> **EXERCISE DETAILS**:
Please copy each line of the listing that includes the string "icon".

> **EXERCISE INPUT**:
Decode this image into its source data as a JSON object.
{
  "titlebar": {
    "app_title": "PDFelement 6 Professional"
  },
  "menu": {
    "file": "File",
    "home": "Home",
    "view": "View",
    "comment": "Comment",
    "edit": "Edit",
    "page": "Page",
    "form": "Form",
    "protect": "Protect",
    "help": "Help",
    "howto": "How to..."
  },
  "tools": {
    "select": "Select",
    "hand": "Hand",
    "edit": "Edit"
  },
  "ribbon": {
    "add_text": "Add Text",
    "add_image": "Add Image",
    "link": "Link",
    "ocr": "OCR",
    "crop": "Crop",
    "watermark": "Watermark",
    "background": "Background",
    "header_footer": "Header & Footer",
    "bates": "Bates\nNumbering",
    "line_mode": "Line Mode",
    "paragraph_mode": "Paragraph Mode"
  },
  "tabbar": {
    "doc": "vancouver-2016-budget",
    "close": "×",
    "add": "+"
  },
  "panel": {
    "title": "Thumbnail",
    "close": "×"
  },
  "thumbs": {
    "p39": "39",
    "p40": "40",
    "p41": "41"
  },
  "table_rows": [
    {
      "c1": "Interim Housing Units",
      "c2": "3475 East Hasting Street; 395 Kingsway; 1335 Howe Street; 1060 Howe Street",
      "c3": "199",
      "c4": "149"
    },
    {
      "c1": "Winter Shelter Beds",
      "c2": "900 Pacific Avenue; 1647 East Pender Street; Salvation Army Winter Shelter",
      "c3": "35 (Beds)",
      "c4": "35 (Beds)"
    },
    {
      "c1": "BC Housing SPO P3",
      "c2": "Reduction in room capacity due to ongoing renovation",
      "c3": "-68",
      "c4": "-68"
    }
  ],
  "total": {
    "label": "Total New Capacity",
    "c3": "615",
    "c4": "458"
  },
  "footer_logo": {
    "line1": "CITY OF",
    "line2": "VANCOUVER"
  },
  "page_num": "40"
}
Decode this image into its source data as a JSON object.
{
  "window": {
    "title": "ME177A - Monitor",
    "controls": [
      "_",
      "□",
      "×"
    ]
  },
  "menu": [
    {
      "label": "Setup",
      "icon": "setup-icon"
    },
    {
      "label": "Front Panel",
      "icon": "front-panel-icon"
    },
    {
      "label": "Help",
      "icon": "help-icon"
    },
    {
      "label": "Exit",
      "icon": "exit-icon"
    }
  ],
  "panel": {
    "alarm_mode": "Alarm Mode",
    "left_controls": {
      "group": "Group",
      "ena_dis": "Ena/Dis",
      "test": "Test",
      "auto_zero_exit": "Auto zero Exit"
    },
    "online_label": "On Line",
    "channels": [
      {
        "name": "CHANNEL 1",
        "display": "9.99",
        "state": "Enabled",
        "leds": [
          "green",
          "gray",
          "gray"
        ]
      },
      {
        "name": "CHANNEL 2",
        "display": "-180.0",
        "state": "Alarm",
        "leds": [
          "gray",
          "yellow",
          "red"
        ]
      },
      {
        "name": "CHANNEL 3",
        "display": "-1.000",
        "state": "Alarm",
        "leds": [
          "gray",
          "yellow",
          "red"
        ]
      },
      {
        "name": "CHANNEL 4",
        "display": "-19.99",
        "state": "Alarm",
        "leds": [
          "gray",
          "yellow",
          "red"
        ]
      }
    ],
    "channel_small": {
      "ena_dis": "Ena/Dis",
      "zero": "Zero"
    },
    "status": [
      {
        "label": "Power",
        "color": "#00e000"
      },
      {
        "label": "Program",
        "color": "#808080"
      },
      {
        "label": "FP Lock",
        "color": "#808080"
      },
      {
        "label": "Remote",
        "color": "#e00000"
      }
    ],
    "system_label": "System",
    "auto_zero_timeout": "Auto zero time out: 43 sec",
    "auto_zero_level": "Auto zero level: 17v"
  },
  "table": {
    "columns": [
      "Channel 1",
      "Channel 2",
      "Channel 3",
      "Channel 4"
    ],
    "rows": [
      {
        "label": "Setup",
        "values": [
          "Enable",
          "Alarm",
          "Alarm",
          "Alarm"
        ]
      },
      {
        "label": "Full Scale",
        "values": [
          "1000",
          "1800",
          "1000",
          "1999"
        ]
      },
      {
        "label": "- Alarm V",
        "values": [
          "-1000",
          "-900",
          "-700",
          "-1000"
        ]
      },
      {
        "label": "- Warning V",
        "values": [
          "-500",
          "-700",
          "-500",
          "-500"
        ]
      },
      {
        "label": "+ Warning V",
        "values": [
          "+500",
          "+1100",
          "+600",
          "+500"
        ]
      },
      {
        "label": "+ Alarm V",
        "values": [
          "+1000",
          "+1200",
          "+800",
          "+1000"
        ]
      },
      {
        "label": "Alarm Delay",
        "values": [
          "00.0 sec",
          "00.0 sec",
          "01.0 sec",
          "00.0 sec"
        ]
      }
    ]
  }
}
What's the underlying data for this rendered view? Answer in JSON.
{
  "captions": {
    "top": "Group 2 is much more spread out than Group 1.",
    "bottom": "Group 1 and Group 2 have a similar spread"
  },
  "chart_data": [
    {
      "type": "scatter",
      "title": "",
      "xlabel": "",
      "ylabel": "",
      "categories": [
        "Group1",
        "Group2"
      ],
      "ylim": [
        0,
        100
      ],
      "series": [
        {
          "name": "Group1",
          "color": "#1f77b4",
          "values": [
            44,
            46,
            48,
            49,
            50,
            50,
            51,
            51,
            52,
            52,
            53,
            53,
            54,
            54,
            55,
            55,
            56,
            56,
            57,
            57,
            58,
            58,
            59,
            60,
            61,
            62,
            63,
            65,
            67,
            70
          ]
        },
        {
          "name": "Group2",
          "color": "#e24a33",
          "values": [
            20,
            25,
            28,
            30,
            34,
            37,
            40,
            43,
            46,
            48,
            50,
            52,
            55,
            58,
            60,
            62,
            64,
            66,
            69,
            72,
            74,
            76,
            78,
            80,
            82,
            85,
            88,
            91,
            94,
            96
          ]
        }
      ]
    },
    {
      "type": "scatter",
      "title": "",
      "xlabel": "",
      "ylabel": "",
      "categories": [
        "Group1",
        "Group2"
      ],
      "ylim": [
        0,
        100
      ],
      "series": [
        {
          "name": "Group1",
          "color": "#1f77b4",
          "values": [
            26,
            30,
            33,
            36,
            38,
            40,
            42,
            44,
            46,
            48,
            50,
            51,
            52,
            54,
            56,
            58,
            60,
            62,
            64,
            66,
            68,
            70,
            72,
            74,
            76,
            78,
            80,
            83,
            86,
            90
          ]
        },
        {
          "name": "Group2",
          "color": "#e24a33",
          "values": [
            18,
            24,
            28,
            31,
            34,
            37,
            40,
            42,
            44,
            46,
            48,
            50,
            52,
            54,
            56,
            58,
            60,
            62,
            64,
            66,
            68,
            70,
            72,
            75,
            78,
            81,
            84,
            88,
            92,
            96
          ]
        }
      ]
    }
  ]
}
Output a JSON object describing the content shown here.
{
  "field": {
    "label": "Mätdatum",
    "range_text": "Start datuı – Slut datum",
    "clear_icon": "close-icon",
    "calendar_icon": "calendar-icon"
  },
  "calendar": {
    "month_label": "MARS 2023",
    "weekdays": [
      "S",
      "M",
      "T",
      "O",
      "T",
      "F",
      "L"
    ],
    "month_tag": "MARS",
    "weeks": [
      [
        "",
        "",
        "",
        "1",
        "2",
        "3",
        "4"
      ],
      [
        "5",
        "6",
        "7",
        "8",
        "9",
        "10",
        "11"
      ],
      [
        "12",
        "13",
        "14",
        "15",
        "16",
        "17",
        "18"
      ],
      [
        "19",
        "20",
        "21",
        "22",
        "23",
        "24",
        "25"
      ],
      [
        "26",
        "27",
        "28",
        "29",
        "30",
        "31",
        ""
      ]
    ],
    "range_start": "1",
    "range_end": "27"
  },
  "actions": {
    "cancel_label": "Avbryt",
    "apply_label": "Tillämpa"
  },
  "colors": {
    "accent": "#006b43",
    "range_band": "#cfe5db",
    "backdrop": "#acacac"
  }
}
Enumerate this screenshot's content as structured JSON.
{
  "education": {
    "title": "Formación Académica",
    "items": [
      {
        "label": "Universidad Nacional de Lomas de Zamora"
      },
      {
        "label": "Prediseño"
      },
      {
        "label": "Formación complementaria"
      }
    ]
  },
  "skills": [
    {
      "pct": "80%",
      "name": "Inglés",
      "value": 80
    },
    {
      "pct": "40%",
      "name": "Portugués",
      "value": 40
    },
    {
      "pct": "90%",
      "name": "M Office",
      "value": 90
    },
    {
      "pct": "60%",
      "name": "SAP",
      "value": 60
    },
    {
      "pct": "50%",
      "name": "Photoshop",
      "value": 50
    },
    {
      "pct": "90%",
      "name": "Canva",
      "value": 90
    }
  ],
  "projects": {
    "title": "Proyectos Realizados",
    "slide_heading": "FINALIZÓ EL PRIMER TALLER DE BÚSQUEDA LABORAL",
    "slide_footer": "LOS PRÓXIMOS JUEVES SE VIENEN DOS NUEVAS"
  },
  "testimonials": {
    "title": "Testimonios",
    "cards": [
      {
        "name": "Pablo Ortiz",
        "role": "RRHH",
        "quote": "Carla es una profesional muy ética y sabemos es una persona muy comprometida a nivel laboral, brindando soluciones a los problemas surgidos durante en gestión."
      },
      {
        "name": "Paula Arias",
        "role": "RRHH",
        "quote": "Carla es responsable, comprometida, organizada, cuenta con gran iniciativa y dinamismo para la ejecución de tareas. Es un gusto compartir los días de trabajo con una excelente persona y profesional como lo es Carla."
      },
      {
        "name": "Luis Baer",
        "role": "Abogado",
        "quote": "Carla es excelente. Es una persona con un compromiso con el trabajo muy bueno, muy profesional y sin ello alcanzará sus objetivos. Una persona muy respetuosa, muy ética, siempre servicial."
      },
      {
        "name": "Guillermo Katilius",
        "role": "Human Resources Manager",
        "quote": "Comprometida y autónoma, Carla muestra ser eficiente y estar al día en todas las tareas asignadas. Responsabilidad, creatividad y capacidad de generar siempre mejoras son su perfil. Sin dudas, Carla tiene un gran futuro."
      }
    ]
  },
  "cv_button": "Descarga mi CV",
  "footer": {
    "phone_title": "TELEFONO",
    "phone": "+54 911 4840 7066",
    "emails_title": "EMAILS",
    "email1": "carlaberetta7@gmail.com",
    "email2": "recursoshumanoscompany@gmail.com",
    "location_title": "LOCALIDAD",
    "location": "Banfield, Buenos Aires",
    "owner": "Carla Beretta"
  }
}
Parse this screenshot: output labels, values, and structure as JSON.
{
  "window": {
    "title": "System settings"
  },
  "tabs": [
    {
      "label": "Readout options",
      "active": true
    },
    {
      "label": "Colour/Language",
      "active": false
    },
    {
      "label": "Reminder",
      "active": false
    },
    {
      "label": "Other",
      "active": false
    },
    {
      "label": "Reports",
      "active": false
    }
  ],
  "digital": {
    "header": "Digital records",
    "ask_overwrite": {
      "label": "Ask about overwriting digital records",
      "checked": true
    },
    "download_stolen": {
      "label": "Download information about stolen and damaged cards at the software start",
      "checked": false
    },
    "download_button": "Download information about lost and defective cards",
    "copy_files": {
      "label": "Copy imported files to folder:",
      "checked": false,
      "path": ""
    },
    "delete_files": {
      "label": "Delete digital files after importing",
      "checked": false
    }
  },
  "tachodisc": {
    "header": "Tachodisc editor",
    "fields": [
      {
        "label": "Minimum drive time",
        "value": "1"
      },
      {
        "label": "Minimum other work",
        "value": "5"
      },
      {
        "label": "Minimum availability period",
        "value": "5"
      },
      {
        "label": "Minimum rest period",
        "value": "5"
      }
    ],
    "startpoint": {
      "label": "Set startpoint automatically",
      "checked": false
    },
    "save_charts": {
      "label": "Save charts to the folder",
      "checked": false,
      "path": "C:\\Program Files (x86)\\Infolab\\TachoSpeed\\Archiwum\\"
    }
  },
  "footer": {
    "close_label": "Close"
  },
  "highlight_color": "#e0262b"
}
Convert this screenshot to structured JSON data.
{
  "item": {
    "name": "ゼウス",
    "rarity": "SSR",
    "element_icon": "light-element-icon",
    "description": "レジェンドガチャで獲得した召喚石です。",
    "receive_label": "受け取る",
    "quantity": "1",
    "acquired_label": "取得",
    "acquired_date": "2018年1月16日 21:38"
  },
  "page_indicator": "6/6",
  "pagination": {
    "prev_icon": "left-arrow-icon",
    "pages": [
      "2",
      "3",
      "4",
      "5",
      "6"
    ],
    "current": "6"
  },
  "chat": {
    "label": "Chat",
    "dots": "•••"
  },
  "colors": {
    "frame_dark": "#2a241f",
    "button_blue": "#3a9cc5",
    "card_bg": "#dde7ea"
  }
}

> **THE COMPLETED TASK**:
      "icon": "setup-icon"
      "icon": "front-panel-icon"
      "icon": "help-icon"
      "icon": "exit-icon"
    "clear_icon": "close-icon",
    "calendar_icon": "calendar-icon"
    "element_icon": "light-element-icon",
    "prev_icon": "left-arrow-icon",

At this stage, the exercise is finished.